> _Items from an interface collection_:
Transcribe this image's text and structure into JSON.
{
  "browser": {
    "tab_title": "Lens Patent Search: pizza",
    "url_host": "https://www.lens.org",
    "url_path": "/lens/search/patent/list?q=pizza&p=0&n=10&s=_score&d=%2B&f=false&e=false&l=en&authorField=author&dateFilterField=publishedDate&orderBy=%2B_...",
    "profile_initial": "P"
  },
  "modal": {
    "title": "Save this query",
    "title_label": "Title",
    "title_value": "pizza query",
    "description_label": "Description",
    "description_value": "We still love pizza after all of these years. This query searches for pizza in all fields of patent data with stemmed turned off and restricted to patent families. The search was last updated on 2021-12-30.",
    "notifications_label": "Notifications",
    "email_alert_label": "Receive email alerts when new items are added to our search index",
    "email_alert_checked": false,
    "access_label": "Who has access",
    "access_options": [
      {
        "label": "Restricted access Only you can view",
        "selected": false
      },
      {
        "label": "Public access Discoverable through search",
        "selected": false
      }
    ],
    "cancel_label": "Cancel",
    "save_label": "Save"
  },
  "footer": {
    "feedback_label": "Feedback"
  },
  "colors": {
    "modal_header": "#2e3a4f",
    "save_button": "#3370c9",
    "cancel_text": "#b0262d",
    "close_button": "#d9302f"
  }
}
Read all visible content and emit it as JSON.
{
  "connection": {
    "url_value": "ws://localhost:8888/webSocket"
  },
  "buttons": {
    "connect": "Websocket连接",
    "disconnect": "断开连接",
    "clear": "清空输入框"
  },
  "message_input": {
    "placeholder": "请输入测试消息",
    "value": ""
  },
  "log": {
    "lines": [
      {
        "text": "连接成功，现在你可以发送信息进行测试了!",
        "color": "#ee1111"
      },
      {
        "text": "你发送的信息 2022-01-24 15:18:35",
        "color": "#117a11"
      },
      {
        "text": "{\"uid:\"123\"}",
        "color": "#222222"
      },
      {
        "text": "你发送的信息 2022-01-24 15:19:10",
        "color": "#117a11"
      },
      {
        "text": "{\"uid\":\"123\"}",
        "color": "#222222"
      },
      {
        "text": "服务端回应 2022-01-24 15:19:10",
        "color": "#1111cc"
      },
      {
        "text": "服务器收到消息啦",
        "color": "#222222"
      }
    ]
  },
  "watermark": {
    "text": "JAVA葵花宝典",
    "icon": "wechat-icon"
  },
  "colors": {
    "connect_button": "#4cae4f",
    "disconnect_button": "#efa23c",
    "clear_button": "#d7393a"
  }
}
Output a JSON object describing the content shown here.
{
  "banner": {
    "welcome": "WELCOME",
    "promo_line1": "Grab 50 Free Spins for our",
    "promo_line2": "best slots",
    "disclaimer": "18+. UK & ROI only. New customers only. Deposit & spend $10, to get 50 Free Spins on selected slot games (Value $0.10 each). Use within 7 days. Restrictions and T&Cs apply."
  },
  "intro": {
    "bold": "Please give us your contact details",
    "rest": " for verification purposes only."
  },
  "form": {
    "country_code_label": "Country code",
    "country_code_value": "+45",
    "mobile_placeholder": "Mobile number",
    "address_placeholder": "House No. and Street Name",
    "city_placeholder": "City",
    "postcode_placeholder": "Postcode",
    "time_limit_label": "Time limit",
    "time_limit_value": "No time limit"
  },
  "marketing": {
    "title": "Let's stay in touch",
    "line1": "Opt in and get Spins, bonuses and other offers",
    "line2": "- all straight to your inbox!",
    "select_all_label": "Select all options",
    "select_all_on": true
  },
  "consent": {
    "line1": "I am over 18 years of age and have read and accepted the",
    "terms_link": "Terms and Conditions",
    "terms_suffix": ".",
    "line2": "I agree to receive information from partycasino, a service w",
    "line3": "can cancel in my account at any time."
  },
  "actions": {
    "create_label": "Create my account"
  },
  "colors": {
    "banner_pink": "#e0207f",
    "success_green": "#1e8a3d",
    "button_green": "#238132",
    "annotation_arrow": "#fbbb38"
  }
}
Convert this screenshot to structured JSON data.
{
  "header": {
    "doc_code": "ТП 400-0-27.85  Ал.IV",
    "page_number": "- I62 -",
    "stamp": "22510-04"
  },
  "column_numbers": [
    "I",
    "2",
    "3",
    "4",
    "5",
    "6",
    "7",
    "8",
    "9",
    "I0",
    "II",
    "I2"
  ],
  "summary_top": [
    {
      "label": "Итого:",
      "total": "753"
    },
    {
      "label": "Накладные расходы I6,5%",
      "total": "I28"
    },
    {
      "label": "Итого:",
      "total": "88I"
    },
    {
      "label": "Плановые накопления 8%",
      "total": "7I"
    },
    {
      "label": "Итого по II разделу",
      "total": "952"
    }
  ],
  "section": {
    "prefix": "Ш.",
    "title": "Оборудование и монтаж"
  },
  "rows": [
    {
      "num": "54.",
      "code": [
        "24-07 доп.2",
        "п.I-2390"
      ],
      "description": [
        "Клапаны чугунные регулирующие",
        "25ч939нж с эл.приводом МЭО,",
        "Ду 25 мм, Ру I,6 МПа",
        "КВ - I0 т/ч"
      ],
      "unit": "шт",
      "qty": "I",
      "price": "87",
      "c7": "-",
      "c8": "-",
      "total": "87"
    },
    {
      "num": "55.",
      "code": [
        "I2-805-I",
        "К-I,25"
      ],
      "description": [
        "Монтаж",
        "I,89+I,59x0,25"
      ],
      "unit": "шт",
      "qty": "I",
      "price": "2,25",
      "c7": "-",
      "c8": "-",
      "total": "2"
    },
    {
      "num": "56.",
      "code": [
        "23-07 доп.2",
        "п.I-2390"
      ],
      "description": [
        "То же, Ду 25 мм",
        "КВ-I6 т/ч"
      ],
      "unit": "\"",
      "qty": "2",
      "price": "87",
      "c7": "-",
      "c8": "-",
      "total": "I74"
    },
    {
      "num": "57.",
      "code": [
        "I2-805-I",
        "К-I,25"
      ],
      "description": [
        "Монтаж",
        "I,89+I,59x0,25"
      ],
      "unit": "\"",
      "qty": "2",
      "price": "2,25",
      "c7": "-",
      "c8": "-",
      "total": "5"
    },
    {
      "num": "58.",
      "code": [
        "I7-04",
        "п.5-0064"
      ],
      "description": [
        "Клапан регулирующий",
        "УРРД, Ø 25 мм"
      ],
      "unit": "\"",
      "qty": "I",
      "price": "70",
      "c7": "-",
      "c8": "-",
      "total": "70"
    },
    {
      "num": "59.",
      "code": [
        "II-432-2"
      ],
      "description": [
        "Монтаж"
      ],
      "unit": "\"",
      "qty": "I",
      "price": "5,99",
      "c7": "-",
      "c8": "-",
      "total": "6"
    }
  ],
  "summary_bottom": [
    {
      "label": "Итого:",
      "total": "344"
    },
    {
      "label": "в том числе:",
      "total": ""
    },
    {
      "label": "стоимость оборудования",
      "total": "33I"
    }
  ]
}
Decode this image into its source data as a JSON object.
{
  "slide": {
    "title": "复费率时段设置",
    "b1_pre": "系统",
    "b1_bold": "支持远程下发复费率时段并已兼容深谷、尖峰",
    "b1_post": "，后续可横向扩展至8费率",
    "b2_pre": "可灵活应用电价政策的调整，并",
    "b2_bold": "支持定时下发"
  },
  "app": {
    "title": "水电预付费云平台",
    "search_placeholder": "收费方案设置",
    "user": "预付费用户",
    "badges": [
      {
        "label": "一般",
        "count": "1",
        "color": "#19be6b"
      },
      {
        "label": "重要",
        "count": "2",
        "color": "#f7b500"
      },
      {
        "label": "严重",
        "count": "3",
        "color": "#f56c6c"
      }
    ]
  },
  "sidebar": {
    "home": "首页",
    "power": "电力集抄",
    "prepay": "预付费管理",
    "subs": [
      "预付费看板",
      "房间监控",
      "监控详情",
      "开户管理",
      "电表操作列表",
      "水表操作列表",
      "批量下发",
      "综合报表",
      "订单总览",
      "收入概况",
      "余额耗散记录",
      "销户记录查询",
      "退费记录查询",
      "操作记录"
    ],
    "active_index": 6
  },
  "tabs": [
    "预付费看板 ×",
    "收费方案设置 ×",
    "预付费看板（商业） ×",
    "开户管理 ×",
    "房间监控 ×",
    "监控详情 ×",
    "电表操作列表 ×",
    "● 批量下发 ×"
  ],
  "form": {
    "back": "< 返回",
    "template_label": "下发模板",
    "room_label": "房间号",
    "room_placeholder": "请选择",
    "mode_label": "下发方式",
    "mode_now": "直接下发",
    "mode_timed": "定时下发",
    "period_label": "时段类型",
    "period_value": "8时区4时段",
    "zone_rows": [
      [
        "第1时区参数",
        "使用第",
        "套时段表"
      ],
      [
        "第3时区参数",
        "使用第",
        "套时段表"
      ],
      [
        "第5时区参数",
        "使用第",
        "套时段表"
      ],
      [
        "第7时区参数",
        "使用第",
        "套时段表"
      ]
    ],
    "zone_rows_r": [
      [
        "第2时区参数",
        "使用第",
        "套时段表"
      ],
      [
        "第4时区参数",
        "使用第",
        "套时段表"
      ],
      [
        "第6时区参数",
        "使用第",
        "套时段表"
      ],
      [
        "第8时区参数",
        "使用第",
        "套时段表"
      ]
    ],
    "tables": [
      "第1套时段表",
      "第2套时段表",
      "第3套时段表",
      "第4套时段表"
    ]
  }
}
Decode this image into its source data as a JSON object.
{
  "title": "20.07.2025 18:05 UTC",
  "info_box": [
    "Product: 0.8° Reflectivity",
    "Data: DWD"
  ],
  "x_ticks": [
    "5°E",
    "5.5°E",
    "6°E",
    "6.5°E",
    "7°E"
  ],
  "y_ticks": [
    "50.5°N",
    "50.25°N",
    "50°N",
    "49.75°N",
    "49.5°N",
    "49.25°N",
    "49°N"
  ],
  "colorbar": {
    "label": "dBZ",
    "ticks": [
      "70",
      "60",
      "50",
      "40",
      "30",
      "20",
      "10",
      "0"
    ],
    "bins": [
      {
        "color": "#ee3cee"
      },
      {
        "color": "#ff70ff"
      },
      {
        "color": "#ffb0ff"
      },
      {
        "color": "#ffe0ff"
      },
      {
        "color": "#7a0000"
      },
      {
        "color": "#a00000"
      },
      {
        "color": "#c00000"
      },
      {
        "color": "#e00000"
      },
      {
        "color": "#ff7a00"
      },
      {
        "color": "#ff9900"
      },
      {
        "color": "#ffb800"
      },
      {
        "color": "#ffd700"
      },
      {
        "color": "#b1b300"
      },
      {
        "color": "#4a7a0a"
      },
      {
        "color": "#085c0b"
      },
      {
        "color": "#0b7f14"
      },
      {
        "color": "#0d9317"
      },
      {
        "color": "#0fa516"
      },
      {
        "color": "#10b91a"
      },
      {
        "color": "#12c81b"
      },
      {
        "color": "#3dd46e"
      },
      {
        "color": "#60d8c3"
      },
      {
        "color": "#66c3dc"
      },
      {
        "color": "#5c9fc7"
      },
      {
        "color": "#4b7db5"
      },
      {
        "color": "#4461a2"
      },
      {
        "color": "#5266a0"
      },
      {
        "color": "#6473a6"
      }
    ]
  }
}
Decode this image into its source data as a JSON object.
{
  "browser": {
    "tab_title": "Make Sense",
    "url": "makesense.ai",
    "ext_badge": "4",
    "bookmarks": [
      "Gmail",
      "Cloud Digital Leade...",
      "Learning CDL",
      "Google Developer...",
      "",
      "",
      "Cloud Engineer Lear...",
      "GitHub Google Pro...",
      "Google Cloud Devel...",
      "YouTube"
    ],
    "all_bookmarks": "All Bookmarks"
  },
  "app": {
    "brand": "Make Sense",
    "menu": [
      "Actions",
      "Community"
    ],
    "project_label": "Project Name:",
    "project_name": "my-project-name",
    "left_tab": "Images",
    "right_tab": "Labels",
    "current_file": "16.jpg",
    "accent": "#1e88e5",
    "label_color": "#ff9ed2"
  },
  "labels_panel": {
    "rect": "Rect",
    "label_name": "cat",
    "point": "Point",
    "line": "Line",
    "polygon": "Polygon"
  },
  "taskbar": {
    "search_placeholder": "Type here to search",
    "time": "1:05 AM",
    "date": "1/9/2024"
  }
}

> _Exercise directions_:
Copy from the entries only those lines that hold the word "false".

> _Exercise solution_:
    "url_path": "/lens/search/patent/list?q=pizza&p=0&n=10&s=_score&d=%2B&f=false&e=false&l=en&authorField=author&dateFilterField=publishedDate&orderBy=%2B_...",
    "email_alert_checked": false,
        "selected": false
        "selected": false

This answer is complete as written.